Harvie said there are farmers who chose to fill their silos and wait out the suppressed farm prices, only to have floodwaters wash it all away.
Some farmers blame this spring’s extreme weather on the changing climate, another example of the way Mother Nature has become increasingly unruly and unpredictable, alongside historically strong hurricanes, bitter cold and devastating, deadly wildfires. Others, like Culp, say they’ve accepted that farmers can’t control the weather — and should instead look to federal aid and insurance programs that help people like him when the crops don’t cooperate.
Last week, President Trump and Agriculture Secretary Sonny Perdue announced a $16 billion farm aid package to offset losses felt by the U.S. trade war with China. Perdue told reporters that $14.5 billion of the total package would go directly to producers so that “farmers will not bear the brunt” of the tariff showdown.

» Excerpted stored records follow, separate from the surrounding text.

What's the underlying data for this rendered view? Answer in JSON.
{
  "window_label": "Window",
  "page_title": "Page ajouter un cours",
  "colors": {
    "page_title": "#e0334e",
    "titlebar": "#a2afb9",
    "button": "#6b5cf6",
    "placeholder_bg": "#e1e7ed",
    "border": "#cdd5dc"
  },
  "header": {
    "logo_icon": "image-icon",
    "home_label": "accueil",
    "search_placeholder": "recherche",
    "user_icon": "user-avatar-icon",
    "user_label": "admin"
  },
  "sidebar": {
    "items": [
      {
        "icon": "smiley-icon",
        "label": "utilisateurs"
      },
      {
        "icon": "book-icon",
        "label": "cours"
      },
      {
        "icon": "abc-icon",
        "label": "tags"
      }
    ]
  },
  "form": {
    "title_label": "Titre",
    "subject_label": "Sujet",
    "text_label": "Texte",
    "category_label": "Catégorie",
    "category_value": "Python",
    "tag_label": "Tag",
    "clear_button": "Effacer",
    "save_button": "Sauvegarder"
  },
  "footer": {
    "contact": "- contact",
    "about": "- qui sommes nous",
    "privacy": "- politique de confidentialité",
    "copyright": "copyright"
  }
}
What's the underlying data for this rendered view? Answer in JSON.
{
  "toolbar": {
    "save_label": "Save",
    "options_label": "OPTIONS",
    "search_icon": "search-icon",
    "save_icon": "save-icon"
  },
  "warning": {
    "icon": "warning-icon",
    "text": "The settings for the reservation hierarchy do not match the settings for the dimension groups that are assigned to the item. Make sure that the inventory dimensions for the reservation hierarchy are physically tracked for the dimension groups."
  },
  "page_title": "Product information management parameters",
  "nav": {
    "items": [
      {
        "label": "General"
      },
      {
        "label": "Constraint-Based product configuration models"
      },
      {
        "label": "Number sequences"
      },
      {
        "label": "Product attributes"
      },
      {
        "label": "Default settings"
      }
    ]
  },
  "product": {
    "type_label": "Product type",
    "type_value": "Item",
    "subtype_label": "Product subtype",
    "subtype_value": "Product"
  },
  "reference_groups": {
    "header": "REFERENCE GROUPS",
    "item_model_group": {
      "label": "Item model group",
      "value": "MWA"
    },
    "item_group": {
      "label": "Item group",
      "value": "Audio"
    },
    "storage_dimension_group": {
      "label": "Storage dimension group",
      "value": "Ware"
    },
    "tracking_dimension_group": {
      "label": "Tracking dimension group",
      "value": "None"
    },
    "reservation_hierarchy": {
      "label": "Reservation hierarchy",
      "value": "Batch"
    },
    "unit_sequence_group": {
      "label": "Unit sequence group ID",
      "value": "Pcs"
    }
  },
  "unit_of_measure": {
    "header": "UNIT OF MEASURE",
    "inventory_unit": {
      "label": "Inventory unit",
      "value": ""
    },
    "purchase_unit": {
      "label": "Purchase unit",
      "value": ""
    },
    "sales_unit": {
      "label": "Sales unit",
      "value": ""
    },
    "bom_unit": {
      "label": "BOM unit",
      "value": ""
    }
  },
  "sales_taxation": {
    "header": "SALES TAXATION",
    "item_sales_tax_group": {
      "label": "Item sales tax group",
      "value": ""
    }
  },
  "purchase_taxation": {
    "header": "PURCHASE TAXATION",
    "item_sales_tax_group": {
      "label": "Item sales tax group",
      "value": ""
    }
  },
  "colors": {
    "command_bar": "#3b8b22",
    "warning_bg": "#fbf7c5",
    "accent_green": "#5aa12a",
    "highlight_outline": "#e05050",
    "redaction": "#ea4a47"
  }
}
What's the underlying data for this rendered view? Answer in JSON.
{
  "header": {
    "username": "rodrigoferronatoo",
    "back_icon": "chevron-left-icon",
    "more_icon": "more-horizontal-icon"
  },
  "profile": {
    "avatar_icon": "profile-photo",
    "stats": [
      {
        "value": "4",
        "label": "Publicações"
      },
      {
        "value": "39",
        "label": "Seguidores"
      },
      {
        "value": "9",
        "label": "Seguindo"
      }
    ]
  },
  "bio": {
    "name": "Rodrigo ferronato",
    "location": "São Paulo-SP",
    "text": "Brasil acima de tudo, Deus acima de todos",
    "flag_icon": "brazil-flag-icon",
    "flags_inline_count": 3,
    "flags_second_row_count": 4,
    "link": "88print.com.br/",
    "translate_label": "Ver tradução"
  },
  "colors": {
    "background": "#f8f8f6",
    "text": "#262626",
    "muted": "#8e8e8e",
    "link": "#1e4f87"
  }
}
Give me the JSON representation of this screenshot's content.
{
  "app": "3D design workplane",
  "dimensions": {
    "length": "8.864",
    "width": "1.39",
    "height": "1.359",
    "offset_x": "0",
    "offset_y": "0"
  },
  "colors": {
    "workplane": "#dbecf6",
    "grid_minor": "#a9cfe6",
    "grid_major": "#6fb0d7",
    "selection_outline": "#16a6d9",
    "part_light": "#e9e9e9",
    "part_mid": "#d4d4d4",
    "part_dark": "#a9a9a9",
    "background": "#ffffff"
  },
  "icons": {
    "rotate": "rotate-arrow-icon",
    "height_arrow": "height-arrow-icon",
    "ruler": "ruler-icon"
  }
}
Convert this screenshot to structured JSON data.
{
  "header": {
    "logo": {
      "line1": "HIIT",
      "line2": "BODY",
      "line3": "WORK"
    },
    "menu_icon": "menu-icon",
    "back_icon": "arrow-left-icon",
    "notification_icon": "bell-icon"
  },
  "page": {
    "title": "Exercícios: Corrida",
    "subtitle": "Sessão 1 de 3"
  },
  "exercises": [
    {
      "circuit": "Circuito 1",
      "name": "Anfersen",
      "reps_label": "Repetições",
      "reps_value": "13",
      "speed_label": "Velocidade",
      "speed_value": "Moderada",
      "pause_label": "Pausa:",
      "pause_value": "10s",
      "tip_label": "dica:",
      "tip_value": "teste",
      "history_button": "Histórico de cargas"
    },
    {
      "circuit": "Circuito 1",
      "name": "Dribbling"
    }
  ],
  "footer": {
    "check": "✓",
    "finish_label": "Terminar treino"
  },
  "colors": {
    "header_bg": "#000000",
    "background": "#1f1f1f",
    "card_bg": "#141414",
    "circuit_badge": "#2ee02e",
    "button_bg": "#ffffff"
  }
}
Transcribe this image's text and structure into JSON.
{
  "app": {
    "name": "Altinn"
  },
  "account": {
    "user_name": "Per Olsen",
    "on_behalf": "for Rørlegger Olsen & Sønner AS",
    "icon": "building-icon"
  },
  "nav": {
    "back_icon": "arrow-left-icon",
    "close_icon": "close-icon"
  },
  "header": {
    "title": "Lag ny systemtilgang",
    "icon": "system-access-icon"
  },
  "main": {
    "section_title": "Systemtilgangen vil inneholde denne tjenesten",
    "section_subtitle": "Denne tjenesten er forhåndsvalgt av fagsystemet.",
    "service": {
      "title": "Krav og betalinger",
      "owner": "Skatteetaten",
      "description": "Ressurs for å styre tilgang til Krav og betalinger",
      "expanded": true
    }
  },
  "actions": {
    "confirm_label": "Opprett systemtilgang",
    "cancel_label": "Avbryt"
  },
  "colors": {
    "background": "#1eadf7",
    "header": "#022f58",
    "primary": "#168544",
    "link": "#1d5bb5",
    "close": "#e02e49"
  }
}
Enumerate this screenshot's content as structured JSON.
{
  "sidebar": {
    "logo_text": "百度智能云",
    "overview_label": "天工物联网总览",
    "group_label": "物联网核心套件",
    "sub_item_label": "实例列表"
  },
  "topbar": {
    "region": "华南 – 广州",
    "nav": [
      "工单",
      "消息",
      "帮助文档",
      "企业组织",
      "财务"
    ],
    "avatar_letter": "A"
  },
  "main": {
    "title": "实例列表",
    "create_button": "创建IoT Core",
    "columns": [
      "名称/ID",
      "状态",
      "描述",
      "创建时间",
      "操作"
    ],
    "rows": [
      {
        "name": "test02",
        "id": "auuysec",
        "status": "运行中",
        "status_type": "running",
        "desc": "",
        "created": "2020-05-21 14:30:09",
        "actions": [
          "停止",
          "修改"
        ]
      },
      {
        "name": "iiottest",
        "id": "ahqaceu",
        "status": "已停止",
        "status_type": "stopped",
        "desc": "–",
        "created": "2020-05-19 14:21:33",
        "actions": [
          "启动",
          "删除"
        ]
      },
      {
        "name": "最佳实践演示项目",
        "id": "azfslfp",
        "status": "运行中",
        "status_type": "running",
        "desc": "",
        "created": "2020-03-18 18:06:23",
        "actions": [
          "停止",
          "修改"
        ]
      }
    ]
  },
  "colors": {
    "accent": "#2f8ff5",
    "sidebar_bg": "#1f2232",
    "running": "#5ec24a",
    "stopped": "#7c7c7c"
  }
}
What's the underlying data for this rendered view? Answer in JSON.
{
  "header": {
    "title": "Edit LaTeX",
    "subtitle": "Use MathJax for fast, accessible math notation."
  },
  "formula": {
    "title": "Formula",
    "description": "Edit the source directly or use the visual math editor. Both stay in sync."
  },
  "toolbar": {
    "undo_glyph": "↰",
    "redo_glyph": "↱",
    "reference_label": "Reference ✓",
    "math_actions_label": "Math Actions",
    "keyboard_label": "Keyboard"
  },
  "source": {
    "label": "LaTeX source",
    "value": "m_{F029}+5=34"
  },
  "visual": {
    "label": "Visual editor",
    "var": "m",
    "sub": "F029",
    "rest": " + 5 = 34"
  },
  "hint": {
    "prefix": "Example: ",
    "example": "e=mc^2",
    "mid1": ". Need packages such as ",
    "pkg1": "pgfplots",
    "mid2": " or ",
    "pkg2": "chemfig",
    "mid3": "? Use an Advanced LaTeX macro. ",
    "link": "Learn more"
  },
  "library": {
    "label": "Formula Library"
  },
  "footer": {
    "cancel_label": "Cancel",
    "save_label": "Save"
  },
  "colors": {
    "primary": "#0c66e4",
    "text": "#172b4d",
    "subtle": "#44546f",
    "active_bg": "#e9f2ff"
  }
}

Other opportunities for support are caught up in congressional gridlock. The Senate voted last week to approve a multibillion-dollar aid package for communities nationwide that have been hit by natural disasters, including those affected by hurricanes in Puerto Rico and the South, wildfires on the West Coast and the flooding that continues to inundate those in the Midwest.
The House’s version of the bill is being held up by Republicans who want it to include funding for Trump’s proposed wall along the U.S.-Mexico border. The House is expected to vote on the measure next week.
“Funding delayed is funding denied, with farm and agriculture,” Harvie said. “The timing is everything.”
Harvie said that the Farm Aid hotline has been inundated with calls from concerned farmers who are “actively in disaster triage.” Last year, they had a 109 percent increase in calls over those received in 2017, she said. Usually, about 20 to 30 percent of calls are crisis-related. By the end of last year, nearly 75 percent were related to natural disasters. Most weeks, they get calls from farmers who say they are suicidal.
“I can’t even hardly put it into words, it’s just so defeating,” said Bev Lydick, whose family has been farming in Nebraska’s Burt County, along the Missouri River, since 1857. “We have water standing in some fields that we’ve never seen water stand in.”
She said she believes climate change is a contributing factor, and joins a chorus of other farmers in her small community of 1,800 who think the Army Corps of Engineers and Congress bear some responsibility for the way their waterways are being managed.
This is our farm just over the border from Fort Smith, AR in Oklahoma. The silos, feedlot, shops, and farmhand’s house all underwater and still rising. All equipment, animals and people were safely moved out. Total crop loss this year. pic.twitter.com/I3CFtkzTwX— Duck Farm (@deadmallard) May 28, 2019
The next hurdle farmers face is what to do about crop insurance. Each state has deadlines for full coverage, meaning farmers must have their crops in the ground by a certain date to qualify for assistance. Corn comes first, then soybeans. Some of those deadlines have already passed or are fast approaching.
“It becomes an economic decision,” Culp said. “I do think about next year. What’s the seed supply going to be next year? Everybody is just trying to get through the planting season.”
Dig Deeper Environment + Economics
Want to explore the effects of a changing climate on the U.S. economy? Check out our curated list of stories below
Usually, 90% of corn fields are planted by the end of May. This year, only 58% of the corn crop was in the ground by that time because of massive rainfall.
Harvard University prides itself on its climate change research, with projects from students and faculty that have made waves in recent years. But cutting ties with the fossil fuel industry may be a step too far.
Over the course of five years, the U.S. has seen an average of 13 billion-dollar disasters every year. Experts say climate change is impacting the severity of these disasters.